─── DATASET ENTRIES ───

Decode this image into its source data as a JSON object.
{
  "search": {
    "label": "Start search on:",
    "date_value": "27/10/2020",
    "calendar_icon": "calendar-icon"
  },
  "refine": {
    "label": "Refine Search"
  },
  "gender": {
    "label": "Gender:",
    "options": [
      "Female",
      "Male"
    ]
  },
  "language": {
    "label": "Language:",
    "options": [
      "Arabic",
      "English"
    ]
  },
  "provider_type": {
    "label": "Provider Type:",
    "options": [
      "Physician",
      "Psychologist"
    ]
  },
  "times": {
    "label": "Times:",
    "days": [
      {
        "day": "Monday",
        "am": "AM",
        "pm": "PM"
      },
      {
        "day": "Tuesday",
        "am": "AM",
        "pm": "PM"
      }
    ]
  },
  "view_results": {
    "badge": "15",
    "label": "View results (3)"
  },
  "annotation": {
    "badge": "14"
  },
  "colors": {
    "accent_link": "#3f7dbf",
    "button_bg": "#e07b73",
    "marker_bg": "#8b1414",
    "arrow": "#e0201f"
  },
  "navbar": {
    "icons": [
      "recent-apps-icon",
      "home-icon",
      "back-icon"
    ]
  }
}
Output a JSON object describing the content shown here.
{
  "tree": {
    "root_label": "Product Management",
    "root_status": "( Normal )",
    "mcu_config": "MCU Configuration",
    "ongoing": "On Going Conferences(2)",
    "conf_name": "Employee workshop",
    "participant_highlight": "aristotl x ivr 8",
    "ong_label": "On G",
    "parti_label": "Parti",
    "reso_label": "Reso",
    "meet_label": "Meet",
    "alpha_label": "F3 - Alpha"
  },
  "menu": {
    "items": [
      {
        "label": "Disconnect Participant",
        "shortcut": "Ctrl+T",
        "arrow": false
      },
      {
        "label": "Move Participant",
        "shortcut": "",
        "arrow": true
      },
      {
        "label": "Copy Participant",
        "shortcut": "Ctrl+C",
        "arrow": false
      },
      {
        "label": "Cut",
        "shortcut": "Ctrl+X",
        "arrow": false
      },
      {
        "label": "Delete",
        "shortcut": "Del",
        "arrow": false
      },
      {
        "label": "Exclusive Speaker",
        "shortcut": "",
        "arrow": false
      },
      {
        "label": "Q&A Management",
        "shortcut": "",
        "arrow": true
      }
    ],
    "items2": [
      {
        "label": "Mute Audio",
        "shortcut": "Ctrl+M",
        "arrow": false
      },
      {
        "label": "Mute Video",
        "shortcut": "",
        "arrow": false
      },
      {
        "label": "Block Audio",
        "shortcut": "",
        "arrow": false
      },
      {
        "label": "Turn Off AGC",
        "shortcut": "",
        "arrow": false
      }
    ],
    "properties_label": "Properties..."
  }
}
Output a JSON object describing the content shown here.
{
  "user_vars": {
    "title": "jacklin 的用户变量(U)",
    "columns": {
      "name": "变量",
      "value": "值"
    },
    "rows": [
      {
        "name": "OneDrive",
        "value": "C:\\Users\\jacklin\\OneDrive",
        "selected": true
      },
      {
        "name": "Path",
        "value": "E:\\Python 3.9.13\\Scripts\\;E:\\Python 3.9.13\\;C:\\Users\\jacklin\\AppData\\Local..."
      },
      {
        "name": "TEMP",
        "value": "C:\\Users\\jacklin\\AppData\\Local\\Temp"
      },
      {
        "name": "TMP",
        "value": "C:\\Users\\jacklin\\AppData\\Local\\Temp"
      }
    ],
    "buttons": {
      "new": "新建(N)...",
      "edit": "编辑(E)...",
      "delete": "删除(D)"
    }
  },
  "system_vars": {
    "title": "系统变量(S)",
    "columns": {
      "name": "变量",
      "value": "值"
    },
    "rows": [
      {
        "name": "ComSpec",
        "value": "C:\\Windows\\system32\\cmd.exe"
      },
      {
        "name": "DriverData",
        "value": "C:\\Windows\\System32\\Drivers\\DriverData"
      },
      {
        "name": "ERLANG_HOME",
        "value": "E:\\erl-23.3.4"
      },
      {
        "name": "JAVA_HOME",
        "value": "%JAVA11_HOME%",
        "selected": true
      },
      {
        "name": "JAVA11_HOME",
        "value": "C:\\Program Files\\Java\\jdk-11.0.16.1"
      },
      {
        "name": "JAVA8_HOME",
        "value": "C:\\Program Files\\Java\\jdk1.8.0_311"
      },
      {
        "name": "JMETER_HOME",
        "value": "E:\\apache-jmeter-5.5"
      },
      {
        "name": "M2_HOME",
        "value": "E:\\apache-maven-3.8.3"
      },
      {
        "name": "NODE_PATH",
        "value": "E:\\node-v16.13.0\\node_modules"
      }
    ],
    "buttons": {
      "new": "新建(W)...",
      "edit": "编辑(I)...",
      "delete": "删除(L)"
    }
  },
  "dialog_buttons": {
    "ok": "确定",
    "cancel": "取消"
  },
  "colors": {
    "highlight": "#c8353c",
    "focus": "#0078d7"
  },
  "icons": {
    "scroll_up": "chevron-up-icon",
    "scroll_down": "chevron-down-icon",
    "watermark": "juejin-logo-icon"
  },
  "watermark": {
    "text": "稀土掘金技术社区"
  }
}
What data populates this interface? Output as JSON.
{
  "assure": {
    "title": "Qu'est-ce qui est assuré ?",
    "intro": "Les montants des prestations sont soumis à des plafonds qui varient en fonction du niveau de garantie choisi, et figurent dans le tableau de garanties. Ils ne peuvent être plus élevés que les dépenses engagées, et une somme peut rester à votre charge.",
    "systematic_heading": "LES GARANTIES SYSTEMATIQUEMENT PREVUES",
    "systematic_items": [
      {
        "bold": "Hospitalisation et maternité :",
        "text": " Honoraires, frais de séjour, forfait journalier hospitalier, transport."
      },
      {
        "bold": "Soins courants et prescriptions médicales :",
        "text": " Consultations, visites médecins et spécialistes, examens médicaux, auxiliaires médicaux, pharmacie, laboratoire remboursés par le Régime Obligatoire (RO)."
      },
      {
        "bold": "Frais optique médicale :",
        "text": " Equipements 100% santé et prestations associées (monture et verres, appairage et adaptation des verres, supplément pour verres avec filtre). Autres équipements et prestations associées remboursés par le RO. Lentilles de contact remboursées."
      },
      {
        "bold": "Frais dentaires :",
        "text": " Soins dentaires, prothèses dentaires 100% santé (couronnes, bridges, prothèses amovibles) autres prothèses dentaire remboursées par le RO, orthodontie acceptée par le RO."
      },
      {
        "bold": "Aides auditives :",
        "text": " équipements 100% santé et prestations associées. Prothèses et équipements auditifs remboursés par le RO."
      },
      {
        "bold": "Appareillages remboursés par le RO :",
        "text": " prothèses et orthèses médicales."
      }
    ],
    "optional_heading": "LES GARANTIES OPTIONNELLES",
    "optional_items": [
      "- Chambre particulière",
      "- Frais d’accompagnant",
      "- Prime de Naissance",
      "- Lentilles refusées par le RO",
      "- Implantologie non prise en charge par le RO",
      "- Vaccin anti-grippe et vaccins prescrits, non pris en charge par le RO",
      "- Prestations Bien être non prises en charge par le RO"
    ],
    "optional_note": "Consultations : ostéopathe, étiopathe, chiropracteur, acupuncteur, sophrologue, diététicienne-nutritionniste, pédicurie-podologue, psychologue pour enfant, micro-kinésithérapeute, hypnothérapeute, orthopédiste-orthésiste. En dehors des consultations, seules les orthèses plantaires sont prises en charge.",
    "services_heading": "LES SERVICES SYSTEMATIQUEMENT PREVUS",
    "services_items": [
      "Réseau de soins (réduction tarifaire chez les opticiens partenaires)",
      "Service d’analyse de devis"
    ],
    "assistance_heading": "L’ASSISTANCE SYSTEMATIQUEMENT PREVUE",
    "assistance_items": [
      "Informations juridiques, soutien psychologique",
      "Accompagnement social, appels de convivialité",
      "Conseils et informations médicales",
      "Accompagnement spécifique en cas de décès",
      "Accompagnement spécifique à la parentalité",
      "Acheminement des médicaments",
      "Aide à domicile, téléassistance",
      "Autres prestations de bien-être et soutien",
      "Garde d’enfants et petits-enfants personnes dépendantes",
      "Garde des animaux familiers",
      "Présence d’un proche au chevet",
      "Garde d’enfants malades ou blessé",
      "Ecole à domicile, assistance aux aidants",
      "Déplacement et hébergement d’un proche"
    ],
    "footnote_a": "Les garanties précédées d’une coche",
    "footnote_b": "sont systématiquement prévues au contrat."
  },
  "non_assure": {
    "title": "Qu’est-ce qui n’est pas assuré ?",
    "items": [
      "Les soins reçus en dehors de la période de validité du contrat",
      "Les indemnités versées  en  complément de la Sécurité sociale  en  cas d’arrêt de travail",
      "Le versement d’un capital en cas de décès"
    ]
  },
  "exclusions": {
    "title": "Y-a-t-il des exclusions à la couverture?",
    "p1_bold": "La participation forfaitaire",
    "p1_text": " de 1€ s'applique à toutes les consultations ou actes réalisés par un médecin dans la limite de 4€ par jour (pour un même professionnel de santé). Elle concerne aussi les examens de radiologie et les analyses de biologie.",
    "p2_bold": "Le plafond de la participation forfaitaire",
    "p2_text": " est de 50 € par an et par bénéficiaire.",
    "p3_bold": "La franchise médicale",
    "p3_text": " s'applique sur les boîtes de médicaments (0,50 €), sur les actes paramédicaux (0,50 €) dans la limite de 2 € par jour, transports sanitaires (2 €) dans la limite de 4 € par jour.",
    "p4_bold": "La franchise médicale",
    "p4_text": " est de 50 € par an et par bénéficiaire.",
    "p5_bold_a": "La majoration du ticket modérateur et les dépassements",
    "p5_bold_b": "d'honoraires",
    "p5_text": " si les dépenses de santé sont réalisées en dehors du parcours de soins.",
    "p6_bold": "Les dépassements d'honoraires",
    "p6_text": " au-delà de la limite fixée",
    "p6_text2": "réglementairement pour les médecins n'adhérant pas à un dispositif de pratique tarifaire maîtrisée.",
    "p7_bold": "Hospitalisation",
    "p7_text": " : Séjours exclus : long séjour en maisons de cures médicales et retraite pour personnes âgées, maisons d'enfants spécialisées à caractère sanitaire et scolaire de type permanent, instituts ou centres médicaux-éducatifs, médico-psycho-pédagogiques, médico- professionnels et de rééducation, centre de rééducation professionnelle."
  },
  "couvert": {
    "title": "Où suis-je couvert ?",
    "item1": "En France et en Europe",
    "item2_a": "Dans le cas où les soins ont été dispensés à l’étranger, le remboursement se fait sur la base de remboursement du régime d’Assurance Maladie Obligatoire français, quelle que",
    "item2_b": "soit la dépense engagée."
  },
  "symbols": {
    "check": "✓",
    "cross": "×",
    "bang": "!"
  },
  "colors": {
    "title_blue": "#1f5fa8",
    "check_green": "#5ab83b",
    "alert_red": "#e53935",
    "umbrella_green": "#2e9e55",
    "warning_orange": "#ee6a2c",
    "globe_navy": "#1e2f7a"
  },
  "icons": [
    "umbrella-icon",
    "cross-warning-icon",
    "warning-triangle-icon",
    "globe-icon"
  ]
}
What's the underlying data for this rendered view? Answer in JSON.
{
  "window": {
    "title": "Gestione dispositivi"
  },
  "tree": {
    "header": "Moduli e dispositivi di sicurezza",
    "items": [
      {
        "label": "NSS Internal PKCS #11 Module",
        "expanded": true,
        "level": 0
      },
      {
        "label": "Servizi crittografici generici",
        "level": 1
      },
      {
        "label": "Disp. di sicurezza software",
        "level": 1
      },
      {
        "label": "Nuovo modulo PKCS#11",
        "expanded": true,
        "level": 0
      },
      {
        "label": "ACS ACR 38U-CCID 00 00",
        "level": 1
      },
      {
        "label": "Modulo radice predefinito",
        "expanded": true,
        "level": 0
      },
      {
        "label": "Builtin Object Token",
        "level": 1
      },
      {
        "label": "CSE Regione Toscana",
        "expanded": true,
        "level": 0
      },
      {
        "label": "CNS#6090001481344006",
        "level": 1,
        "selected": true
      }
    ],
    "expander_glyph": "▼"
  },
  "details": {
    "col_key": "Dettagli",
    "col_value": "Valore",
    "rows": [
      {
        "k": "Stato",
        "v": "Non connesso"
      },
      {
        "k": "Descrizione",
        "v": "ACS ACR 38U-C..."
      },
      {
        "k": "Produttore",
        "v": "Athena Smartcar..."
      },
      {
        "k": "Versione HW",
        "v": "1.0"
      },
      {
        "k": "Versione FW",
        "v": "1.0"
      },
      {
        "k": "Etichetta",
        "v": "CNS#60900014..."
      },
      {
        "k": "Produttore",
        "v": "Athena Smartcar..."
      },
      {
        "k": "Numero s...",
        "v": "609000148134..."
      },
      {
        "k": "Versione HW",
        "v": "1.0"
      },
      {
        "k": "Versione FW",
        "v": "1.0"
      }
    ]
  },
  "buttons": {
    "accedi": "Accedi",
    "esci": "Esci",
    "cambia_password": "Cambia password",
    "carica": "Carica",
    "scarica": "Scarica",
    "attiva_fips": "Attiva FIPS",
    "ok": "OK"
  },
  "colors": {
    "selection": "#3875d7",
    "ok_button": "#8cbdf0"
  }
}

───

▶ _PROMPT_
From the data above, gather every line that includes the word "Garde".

▶ _ANSWER TO THIS PROBLEM_
      "Garde d’enfants et petits-enfants personnes dépendantes",
      "Garde des animaux familiers",
      "Garde d’enfants malades ou blessé",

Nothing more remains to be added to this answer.